This brings me to Quibble #2. Rollins seems to be suggesting that we have to choose between "God as other-worldly object of love" versus "God as the act of love itself." This is framed as an either/or choice. But why? Why not both? Why can't be God be both immanent and transcendent? Can't both be endorsed?
Take, as a real world example, Dorothy Day. Here we have an exemplary Christan when it comes to living out the works of mercy. If anyone is an example of a loving insurrectionist it was Dorothy Day.
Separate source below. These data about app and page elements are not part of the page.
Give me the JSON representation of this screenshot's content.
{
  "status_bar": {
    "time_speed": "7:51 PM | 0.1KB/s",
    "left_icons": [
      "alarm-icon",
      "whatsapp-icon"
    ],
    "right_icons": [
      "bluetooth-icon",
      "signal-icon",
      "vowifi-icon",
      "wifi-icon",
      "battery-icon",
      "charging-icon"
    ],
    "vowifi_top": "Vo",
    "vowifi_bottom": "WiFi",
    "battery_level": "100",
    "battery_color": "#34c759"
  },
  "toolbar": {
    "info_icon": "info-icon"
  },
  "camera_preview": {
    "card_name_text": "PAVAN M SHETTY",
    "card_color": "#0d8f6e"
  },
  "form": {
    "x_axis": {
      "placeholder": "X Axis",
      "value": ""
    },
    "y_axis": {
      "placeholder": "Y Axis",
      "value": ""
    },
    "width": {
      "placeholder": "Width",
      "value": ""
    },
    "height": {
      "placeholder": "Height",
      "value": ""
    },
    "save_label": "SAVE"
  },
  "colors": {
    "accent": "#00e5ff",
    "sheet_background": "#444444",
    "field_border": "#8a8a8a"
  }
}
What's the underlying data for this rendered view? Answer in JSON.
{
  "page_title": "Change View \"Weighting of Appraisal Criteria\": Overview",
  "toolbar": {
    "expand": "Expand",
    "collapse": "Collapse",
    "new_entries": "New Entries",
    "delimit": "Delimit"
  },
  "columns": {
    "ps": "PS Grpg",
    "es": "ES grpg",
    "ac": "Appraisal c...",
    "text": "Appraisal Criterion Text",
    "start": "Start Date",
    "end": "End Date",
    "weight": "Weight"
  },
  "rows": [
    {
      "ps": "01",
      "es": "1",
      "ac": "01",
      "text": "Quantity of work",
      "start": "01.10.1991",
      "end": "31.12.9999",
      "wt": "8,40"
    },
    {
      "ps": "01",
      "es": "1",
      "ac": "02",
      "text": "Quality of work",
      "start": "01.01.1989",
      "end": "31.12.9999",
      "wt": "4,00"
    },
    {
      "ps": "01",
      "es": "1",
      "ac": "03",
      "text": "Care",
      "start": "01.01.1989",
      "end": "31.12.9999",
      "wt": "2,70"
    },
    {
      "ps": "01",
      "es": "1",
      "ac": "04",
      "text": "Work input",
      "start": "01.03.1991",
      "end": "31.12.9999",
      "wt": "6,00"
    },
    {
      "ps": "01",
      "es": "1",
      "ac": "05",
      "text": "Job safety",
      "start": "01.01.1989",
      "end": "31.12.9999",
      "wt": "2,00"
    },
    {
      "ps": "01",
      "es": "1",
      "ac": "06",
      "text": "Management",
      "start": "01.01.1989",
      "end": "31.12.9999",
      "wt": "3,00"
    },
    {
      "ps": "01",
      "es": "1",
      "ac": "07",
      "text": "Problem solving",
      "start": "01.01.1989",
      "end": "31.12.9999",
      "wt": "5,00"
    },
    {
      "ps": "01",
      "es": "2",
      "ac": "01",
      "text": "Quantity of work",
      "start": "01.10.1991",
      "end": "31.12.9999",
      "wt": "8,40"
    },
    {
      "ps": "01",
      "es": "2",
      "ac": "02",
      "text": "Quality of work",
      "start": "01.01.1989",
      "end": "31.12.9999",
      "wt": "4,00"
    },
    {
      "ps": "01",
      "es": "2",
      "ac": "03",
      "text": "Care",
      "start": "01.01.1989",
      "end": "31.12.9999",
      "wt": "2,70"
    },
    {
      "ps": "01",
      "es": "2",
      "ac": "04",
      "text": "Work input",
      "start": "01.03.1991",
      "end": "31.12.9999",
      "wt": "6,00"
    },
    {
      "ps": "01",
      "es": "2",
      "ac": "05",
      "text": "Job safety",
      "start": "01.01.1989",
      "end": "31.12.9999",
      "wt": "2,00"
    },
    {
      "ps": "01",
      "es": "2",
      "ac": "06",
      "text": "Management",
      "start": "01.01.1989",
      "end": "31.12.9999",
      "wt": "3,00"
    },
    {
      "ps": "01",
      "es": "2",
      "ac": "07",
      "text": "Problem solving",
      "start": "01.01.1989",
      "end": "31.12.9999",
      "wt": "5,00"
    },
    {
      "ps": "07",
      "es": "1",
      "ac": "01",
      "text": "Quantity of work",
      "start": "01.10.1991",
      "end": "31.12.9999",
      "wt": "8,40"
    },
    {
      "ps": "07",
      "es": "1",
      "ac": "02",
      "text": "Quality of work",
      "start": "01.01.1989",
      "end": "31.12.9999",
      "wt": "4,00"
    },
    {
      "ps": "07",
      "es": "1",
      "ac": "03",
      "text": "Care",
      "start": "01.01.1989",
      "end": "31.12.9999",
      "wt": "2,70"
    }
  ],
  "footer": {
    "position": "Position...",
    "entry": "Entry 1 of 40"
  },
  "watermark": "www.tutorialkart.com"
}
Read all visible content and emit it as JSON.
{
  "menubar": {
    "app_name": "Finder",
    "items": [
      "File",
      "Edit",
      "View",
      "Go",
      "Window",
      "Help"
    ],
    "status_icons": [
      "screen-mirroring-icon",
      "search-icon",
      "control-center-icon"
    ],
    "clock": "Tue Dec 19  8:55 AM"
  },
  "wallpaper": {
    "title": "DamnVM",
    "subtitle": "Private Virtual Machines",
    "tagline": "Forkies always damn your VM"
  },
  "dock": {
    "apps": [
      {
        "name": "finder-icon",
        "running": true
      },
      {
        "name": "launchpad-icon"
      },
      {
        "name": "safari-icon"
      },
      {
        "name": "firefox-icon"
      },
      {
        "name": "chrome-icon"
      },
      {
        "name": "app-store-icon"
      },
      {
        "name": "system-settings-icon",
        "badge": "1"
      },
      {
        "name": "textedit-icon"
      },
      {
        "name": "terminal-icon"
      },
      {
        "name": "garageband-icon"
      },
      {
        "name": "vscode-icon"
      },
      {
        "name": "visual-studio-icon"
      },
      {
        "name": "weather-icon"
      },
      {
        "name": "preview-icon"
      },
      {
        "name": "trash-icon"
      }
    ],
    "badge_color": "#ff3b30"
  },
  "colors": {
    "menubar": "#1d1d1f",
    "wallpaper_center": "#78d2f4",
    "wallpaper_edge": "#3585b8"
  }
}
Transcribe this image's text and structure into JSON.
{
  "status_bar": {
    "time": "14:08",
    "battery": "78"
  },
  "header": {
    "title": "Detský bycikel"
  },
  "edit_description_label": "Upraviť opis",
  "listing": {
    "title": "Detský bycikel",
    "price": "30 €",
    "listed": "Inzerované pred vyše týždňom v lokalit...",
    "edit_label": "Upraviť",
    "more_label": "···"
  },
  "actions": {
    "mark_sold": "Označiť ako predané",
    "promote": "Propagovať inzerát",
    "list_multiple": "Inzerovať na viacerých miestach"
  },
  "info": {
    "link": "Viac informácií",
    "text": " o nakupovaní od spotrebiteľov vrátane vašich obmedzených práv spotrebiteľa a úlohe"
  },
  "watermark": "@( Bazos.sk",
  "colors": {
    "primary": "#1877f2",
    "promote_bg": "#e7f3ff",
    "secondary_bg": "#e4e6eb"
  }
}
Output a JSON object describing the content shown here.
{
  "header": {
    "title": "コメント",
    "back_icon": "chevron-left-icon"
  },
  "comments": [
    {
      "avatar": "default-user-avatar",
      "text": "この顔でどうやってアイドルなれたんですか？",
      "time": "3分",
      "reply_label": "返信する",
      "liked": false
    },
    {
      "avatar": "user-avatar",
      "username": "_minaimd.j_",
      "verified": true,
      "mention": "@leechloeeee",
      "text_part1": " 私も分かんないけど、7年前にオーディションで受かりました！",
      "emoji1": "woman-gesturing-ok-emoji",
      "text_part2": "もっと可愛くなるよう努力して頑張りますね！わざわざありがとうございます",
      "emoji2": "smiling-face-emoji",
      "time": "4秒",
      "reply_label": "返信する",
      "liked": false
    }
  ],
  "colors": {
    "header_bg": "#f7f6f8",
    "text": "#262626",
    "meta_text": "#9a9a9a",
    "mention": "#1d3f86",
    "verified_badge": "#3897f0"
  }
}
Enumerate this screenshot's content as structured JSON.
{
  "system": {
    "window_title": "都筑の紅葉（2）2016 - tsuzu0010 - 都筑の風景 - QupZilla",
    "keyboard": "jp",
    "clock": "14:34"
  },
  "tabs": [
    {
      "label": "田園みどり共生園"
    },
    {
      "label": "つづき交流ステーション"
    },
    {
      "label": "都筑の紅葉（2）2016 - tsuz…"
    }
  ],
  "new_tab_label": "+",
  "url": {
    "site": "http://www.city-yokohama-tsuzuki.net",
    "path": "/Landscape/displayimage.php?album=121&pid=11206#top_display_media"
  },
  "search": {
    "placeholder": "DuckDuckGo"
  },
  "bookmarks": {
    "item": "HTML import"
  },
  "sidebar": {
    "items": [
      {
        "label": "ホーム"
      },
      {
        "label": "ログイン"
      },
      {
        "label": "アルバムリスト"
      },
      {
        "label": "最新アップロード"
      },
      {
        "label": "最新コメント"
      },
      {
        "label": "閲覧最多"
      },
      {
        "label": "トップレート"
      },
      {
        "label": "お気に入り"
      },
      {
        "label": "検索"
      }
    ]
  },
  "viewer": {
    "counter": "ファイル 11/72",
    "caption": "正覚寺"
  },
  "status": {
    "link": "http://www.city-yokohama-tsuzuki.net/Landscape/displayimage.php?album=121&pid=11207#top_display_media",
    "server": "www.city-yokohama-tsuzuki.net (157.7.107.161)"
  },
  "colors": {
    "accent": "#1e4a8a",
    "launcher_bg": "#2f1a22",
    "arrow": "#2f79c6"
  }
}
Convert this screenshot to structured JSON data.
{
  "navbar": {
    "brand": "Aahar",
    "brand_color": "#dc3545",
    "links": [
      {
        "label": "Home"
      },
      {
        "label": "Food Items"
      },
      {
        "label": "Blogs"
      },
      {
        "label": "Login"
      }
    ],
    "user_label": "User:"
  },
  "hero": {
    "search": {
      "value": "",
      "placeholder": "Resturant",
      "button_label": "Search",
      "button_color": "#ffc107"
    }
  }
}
But here's the deal. Day was a devout Catholic who believed in God as an object of love. She attended Mass every day, sometimes twice a day. She prayed the Rosary constantly. God as object of love sustained Day's living love as God. Just as Bonhoeffer said the secret discipline would sustain us. And for Day it was "secret." Day didn't make the poor go to Mass with her. She didn't try to convert them. As far as the poor were concerned, Day was "religionless." God wasn't used by Day to create "enemies," injecting religion between herself and the poor. But let's be clear, religion sustained Day, week in and week out.
So how does someone like Dorothy Day fit in the scheme of Insurrection? She's living a life of love, radically so, but with God as an object of love. Does that make sense in light of Insurrection?
In short, why does Rollins insist we have to choose? Can't we, instead, be Christians like Bonhoeffer and Day? True, both Bonhoeffer and Day were extraordinarily concerned with how "religion" is a constant temptation, sucking love out of this world into the black hole of other-worldly spirituality. But that's a far cry from saying that we have to choose one over the other.
Which brings me to Quibble #3. If all Rollins is talking about is other-worldly spirituality, about how "God as object of love" pulls us away from "God as love," then it seems, given what we've just discussed, that his cure is disproportionate to the disease. He's demanding a root canal when a filling would do. He's hunting rabbits with atom bombs.
Recall, again, what Rollins is asking us to do. We are to undergo a death of god experience that shatters us. In the words of Rollins: "In this dark hour, when the very earth beneath us gives way, we experience utter desolation."
What is unclear here is why we have to experience "utter desolation" if Rollins is just asking us to be more loving. Why can't, say, a transcendent worship experience with a great praise band motivate me to be more loving? It happens. Why can't things like worship and prayer, as mentioned by Bonhoeffer, be the route to loving-kindness? This is what I'm talking about in saying there is a non sequitur in the middle of Insurrection. Rollins doesn't explicate the necessary connection between undergoing "utter desolation" and love. Nor does he explain why such a drastic experience is required when less extreme options are available.
True, religious ritual tempts us into other-worldliness. But "utter desolation" tempts us to commit suicide.
It's not like Rollins's route to love is risk free.
So why prefer it?